[Supplied material Boundary: Start]
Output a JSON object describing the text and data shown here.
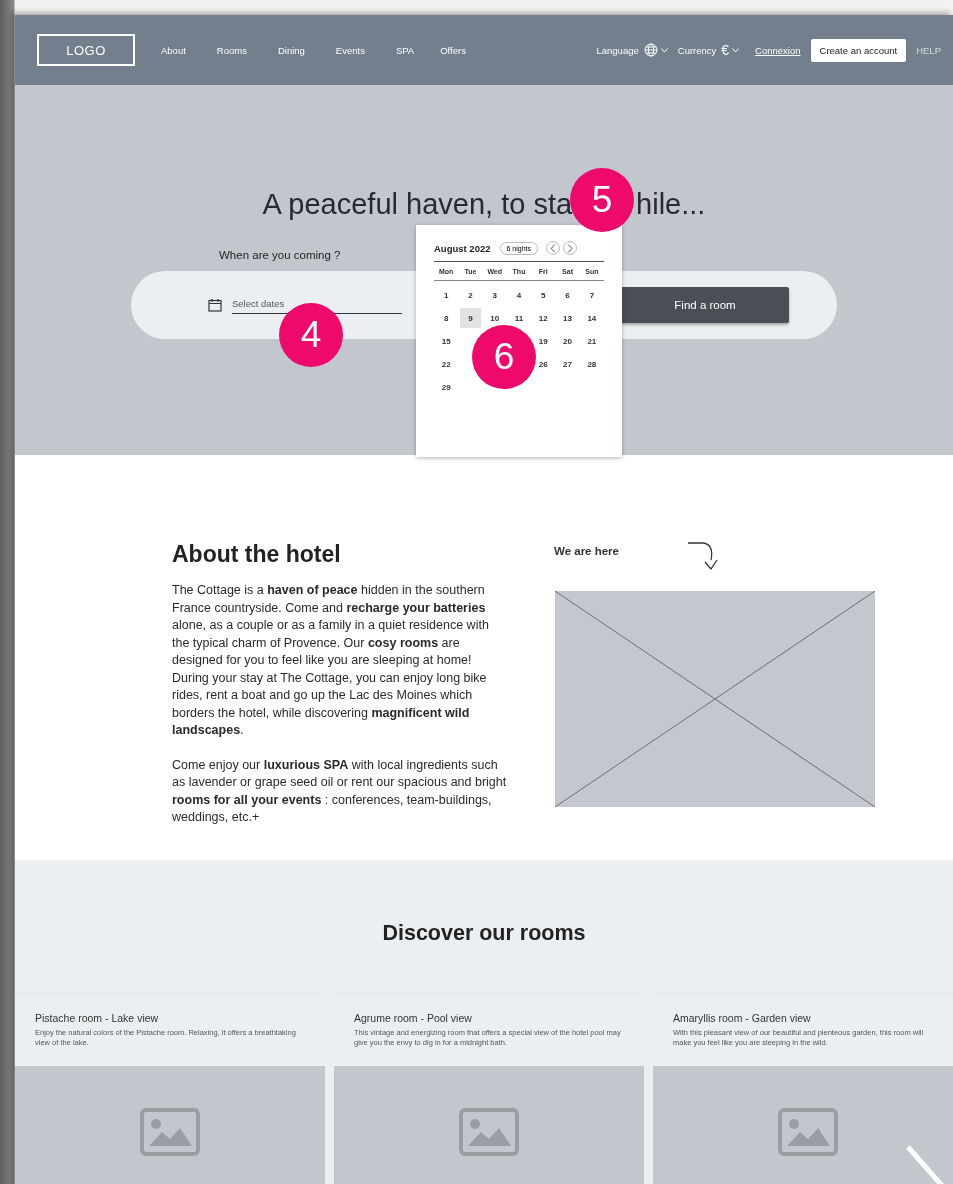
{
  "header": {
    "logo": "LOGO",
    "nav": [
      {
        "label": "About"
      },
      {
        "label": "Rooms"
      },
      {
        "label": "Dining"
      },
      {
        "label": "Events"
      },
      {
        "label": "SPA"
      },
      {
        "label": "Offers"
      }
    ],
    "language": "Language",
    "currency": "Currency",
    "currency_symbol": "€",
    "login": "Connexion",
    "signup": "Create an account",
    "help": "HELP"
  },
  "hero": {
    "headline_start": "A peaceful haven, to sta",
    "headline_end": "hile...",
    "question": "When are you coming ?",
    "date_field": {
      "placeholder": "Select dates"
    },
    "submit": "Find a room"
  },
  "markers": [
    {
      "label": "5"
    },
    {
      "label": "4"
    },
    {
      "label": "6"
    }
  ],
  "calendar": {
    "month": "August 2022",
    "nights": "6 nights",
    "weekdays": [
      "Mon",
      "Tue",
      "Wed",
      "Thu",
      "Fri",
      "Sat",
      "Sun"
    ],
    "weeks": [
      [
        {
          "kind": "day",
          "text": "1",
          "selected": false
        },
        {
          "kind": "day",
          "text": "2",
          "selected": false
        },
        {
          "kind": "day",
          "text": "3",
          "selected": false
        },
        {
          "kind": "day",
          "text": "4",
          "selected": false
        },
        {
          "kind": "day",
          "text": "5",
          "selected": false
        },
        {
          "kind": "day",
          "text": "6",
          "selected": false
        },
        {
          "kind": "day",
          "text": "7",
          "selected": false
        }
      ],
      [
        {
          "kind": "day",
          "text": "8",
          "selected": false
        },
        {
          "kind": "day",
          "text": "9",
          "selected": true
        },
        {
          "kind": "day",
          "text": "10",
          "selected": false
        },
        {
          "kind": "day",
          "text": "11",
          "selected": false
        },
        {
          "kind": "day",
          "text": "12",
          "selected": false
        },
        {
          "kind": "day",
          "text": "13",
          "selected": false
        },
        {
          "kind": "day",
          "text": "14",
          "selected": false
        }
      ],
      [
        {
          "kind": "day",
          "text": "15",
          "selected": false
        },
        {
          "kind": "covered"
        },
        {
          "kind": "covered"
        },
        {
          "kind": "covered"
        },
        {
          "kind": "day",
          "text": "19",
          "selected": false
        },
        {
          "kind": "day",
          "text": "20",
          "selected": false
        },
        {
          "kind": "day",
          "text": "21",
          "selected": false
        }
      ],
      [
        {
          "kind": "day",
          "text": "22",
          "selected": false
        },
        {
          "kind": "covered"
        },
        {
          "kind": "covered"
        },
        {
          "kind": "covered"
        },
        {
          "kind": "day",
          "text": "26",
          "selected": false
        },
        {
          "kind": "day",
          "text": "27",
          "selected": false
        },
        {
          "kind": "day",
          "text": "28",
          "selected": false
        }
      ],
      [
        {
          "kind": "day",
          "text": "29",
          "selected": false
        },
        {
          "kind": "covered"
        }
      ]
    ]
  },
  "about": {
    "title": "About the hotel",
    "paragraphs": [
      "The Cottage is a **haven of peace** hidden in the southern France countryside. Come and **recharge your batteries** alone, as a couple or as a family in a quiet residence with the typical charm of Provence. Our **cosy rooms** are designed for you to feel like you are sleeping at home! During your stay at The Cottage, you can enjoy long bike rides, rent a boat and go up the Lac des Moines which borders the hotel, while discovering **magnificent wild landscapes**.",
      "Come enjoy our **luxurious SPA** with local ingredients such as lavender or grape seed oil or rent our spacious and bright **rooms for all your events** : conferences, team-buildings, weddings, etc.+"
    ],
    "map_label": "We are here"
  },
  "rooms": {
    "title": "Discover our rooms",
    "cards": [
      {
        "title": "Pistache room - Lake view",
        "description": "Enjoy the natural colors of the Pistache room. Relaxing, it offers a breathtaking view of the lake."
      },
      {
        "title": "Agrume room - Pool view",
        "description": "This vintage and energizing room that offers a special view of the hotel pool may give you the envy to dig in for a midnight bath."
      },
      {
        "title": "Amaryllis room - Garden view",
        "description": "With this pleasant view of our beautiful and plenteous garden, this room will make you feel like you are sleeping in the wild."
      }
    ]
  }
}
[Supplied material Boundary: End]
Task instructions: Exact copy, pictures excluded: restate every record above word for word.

Expected answer:
Output a JSON object describing the text and data shown here.
{
  "header": {
    "logo": "LOGO",
    "nav": [
      {
        "label": "About"
      },
      {
        "label": "Rooms"
      },
      {
        "label": "Dining"
      },
      {
        "label": "Events"
      },
      {
        "label": "SPA"
      },
      {
        "label": "Offers"
      }
    ],
    "language": "Language",
    "currency": "Currency",
    "currency_symbol": "€",
    "login": "Connexion",
    "signup": "Create an account",
    "help": "HELP"
  },
  "hero": {
    "headline_start": "A peaceful haven, to sta",
    "headline_end": "hile...",
    "question": "When are you coming ?",
    "date_field": {
      "placeholder": "Select dates"
    },
    "submit": "Find a room"
  },
  "markers": [
    {
      "label": "5"
    },
    {
      "label": "4"
    },
    {
      "label": "6"
    }
  ],
  "calendar": {
    "month": "August 2022",
    "nights": "6 nights",
    "weekdays": [
      "Mon",
      "Tue",
      "Wed",
      "Thu",
      "Fri",
      "Sat",
      "Sun"
    ],
    "weeks": [
      [
        {
          "kind": "day",
          "text": "1",
          "selected": false
        },
        {
          "kind": "day",
          "text": "2",
          "selected": false
        },
        {
          "kind": "day",
          "text": "3",
          "selected": false
        },
        {
          "kind": "day",
          "text": "4",
          "selected": false
        },
        {
          "kind": "day",
          "text": "5",
          "selected": false
        },
        {
          "kind": "day",
          "text": "6",
          "selected": false
        },
        {
          "kind": "day",
          "text": "7",
          "selected": false
        }
      ],
      [
        {
          "kind": "day",
          "text": "8",
          "selected": false
        },
        {
          "kind": "day",
          "text": "9",
          "selected": true
        },
        {
          "kind": "day",
          "text": "10",
          "selected": false
        },
        {
          "kind": "day",
          "text": "11",
          "selected": false
        },
        {
          "kind": "day",
          "text": "12",
          "selected": false
        },
        {
          "kind": "day",
          "text": "13",
          "selected": false
        },
        {
          "kind": "day",
          "text": "14",
          "selected": false
        }
      ],
      [
        {
          "kind": "day",
          "text": "15",
          "selected": false
        },
        {
          "kind": "covered"
        },
        {
          "kind": "covered"
        },
        {
          "kind": "covered"
        },
        {
          "kind": "day",
          "text": "19",
          "selected": false
        },
        {
          "kind": "day",
          "text": "20",
          "selected": false
        },
        {
          "kind": "day",
          "text": "21",
          "selected": false
        }
      ],
      [
        {
          "kind": "day",
          "text": "22",
          "selected": false
        },
        {
          "kind": "covered"
        },
        {
          "kind": "covered"
        },
        {
          "kind": "covered"
        },
        {
          "kind": "day",
          "text": "26",
          "selected": false
        },
        {
          "kind": "day",
          "text": "27",
          "selected": false
        },
        {
          "kind": "day",
          "text": "28",
          "selected": false
        }
      ],
      [
        {
          "kind": "day",
          "text": "29",
          "selected": false
        },
        {
          "kind": "covered"
        }
      ]
    ]
  },
  "about": {
    "title": "About the hotel",
    "paragraphs": [
      "The Cottage is a **haven of peace** hidden in the southern France countryside. Come and **recharge your batteries** alone, as a couple or as a family in a quiet residence with the typical charm of Provence. Our **cosy rooms** are designed for you to feel like you are sleeping at home! During your stay at The Cottage, you can enjoy long bike rides, rent a boat and go up the Lac des Moines which borders the hotel, while discovering **magnificent wild landscapes**.",
      "Come enjoy our **luxurious SPA** with local ingredients such as lavender or grape seed oil or rent our spacious and bright **rooms for all your events** : conferences, team-buildings, weddings, etc.+"
    ],
    "map_label": "We are here"
  },
  "rooms": {
    "title": "Discover our rooms",
    "cards": [
      {
        "title": "Pistache room - Lake view",
        "description": "Enjoy the natural colors of the Pistache room. Relaxing, it offers a breathtaking view of the lake."
      },
      {
        "title": "Agrume room - Pool view",
        "description": "This vintage and energizing room that offers a special view of the hotel pool may give you the envy to dig in for a midnight bath."
      },
      {
        "title": "Amaryllis room - Garden view",
        "description": "With this pleasant view of our beautiful and plenteous garden, this room will make you feel like you are sleeping in the wild."
      }
    ]
  }
}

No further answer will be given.